■ **RECORDED INFORMATION**

Content starts

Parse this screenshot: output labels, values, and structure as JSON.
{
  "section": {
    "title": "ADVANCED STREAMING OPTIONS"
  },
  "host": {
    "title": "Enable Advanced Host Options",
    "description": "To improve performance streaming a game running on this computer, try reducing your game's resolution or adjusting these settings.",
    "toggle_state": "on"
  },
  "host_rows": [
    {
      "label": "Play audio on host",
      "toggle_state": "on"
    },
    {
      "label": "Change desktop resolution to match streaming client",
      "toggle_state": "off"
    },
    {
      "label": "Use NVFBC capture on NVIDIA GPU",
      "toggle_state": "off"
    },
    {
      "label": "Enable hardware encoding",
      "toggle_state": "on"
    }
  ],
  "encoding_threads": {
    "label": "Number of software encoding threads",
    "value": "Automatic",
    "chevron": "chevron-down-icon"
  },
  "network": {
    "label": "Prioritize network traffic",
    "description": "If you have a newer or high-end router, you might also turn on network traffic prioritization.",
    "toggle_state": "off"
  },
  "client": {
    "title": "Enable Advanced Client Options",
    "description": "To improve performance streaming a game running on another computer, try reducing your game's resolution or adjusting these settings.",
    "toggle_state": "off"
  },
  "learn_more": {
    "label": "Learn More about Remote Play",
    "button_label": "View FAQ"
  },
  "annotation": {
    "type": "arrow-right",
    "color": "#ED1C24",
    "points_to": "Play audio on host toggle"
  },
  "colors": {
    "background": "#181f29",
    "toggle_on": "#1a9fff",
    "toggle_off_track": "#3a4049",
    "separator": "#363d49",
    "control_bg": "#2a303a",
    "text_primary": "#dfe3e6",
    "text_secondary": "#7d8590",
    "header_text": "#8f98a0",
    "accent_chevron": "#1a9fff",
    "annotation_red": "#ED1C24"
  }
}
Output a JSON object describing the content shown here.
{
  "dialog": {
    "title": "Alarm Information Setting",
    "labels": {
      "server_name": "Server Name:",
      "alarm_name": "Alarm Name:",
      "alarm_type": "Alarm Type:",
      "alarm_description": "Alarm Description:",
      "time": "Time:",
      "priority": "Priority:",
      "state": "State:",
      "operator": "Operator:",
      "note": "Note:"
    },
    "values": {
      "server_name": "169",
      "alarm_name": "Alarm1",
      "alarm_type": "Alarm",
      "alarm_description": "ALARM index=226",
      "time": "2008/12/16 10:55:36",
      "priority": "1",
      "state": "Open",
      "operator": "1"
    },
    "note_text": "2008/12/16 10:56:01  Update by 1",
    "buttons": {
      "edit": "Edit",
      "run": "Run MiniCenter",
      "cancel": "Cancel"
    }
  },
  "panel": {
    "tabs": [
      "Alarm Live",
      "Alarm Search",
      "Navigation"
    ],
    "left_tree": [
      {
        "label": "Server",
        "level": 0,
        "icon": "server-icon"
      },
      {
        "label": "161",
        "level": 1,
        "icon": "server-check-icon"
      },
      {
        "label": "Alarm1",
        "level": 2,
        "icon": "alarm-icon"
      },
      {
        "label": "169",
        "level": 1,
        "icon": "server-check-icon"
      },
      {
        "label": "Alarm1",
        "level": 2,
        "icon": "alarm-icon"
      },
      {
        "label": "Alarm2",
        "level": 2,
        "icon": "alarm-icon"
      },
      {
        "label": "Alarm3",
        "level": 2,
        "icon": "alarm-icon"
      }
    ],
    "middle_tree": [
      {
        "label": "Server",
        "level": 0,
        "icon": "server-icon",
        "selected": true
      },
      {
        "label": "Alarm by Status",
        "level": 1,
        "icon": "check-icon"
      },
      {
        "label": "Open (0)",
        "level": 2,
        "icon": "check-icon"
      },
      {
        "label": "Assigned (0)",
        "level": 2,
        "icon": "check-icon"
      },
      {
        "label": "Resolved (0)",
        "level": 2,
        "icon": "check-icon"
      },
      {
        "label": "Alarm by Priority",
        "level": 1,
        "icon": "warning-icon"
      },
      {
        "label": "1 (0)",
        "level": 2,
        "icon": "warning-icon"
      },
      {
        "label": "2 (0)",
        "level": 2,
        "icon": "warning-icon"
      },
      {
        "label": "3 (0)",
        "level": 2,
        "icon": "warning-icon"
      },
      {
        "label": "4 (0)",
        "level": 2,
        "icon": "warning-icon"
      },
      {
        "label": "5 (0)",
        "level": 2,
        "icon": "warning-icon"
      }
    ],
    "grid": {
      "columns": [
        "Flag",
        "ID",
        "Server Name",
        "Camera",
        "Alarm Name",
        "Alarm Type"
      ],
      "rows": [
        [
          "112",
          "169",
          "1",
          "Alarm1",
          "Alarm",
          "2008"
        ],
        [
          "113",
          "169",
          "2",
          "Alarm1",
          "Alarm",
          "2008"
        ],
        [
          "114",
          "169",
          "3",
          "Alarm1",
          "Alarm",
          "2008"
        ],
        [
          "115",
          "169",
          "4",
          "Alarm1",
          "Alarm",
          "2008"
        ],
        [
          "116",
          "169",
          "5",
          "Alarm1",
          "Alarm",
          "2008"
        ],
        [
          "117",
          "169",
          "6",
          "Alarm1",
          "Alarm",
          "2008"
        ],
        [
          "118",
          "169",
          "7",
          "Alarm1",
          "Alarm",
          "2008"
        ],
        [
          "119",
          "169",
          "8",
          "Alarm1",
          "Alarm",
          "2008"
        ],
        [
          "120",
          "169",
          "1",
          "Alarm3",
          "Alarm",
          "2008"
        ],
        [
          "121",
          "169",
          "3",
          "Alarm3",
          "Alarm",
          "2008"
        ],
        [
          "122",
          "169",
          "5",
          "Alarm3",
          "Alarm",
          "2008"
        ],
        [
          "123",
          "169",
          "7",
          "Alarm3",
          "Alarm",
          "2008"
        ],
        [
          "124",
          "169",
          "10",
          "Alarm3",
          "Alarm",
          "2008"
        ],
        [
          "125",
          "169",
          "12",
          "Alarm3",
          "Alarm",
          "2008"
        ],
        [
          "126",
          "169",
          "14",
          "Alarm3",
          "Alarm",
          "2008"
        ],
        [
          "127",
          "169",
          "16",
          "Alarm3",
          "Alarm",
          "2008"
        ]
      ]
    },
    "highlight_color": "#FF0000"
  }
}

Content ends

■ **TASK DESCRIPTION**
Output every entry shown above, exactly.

■ **EXPECTED ANSWER**
Parse this screenshot: output labels, values, and structure as JSON.
{
  "section": {
    "title": "ADVANCED STREAMING OPTIONS"
  },
  "host": {
    "title": "Enable Advanced Host Options",
    "description": "To improve performance streaming a game running on this computer, try reducing your game's resolution or adjusting these settings.",
    "toggle_state": "on"
  },
  "host_rows": [
    {
      "label": "Play audio on host",
      "toggle_state": "on"
    },
    {
      "label": "Change desktop resolution to match streaming client",
      "toggle_state": "off"
    },
    {
      "label": "Use NVFBC capture on NVIDIA GPU",
      "toggle_state": "off"
    },
    {
      "label": "Enable hardware encoding",
      "toggle_state": "on"
    }
  ],
  "encoding_threads": {
    "label": "Number of software encoding threads",
    "value": "Automatic",
    "chevron": "chevron-down-icon"
  },
  "network": {
    "label": "Prioritize network traffic",
    "description": "If you have a newer or high-end router, you might also turn on network traffic prioritization.",
    "toggle_state": "off"
  },
  "client": {
    "title": "Enable Advanced Client Options",
    "description": "To improve performance streaming a game running on another computer, try reducing your game's resolution or adjusting these settings.",
    "toggle_state": "off"
  },
  "learn_more": {
    "label": "Learn More about Remote Play",
    "button_label": "View FAQ"
  },
  "annotation": {
    "type": "arrow-right",
    "color": "#ED1C24",
    "points_to": "Play audio on host toggle"
  },
  "colors": {
    "background": "#181f29",
    "toggle_on": "#1a9fff",
    "toggle_off_track": "#3a4049",
    "separator": "#363d49",
    "control_bg": "#2a303a",
    "text_primary": "#dfe3e6",
    "text_secondary": "#7d8590",
    "header_text": "#8f98a0",
    "accent_chevron": "#1a9fff",
    "annotation_red": "#ED1C24"
  }
}
Output a JSON object describing the content shown here.
{
  "dialog": {
    "title": "Alarm Information Setting",
    "labels": {
      "server_name": "Server Name:",
      "alarm_name": "Alarm Name:",
      "alarm_type": "Alarm Type:",
      "alarm_description": "Alarm Description:",
      "time": "Time:",
      "priority": "Priority:",
      "state": "State:",
      "operator": "Operator:",
      "note": "Note:"
    },
    "values": {
      "server_name": "169",
      "alarm_name": "Alarm1",
      "alarm_type": "Alarm",
      "alarm_description": "ALARM index=226",
      "time": "2008/12/16 10:55:36",
      "priority": "1",
      "state": "Open",
      "operator": "1"
    },
    "note_text": "2008/12/16 10:56:01  Update by 1",
    "buttons": {
      "edit": "Edit",
      "run": "Run MiniCenter",
      "cancel": "Cancel"
    }
  },
  "panel": {
    "tabs": [
      "Alarm Live",
      "Alarm Search",
      "Navigation"
    ],
    "left_tree": [
      {
        "label": "Server",
        "level": 0,
        "icon": "server-icon"
      },
      {
        "label": "161",
        "level": 1,
        "icon": "server-check-icon"
      },
      {
        "label": "Alarm1",
        "level": 2,
        "icon": "alarm-icon"
      },
      {
        "label": "169",
        "level": 1,
        "icon": "server-check-icon"
      },
      {
        "label": "Alarm1",
        "level": 2,
        "icon": "alarm-icon"
      },
      {
        "label": "Alarm2",
        "level": 2,
        "icon": "alarm-icon"
      },
      {
        "label": "Alarm3",
        "level": 2,
        "icon": "alarm-icon"
      }
    ],
    "middle_tree": [
      {
        "label": "Server",
        "level": 0,
        "icon": "server-icon",
        "selected": true
      },
      {
        "label": "Alarm by Status",
        "level": 1,
        "icon": "check-icon"
      },
      {
        "label": "Open (0)",
        "level": 2,
        "icon": "check-icon"
      },
      {
        "label": "Assigned (0)",
        "level": 2,
        "icon": "check-icon"
      },
      {
        "label": "Resolved (0)",
        "level": 2,
        "icon": "check-icon"
      },
      {
        "label": "Alarm by Priority",
        "level": 1,
        "icon": "warning-icon"
      },
      {
        "label": "1 (0)",
        "level": 2,
        "icon": "warning-icon"
      },
      {
        "label": "2 (0)",
        "level": 2,
        "icon": "warning-icon"
      },
      {
        "label": "3 (0)",
        "level": 2,
        "icon": "warning-icon"
      },
      {
        "label": "4 (0)",
        "level": 2,
        "icon": "warning-icon"
      },
      {
        "label": "5 (0)",
        "level": 2,
        "icon": "warning-icon"
      }
    ],
    "grid": {
      "columns": [
        "Flag",
        "ID",
        "Server Name",
        "Camera",
        "Alarm Name",
        "Alarm Type"
      ],
      "rows": [
        [
          "112",
          "169",
          "1",
          "Alarm1",
          "Alarm",
          "2008"
        ],
        [
          "113",
          "169",
          "2",
          "Alarm1",
          "Alarm",
          "2008"
        ],
        [
          "114",
          "169",
          "3",
          "Alarm1",
          "Alarm",
          "2008"
        ],
        [
          "115",
          "169",
          "4",
          "Alarm1",
          "Alarm",
          "2008"
        ],
        [
          "116",
          "169",
          "5",
          "Alarm1",
          "Alarm",
          "2008"
        ],
        [
          "117",
          "169",
          "6",
          "Alarm1",
          "Alarm",
          "2008"
        ],
        [
          "118",
          "169",
          "7",
          "Alarm1",
          "Alarm",
          "2008"
        ],
        [
          "119",
          "169",
          "8",
          "Alarm1",
          "Alarm",
          "2008"
        ],
        [
          "120",
          "169",
          "1",
          "Alarm3",
          "Alarm",
          "2008"
        ],
        [
          "121",
          "169",
          "3",
          "Alarm3",
          "Alarm",
          "2008"
        ],
        [
          "122",
          "169",
          "5",
          "Alarm3",
          "Alarm",
          "2008"
        ],
        [
          "123",
          "169",
          "7",
          "Alarm3",
          "Alarm",
          "2008"
        ],
        [
          "124",
          "169",
          "10",
          "Alarm3",
          "Alarm",
          "2008"
        ],
        [
          "125",
          "169",
          "12",
          "Alarm3",
          "Alarm",
          "2008"
        ],
        [
          "126",
          "169",
          "14",
          "Alarm3",
          "Alarm",
          "2008"
        ],
        [
          "127",
          "169",
          "16",
          "Alarm3",
          "Alarm",
          "2008"
        ]
      ]
    },
    "highlight_color": "#FF0000"
  }
}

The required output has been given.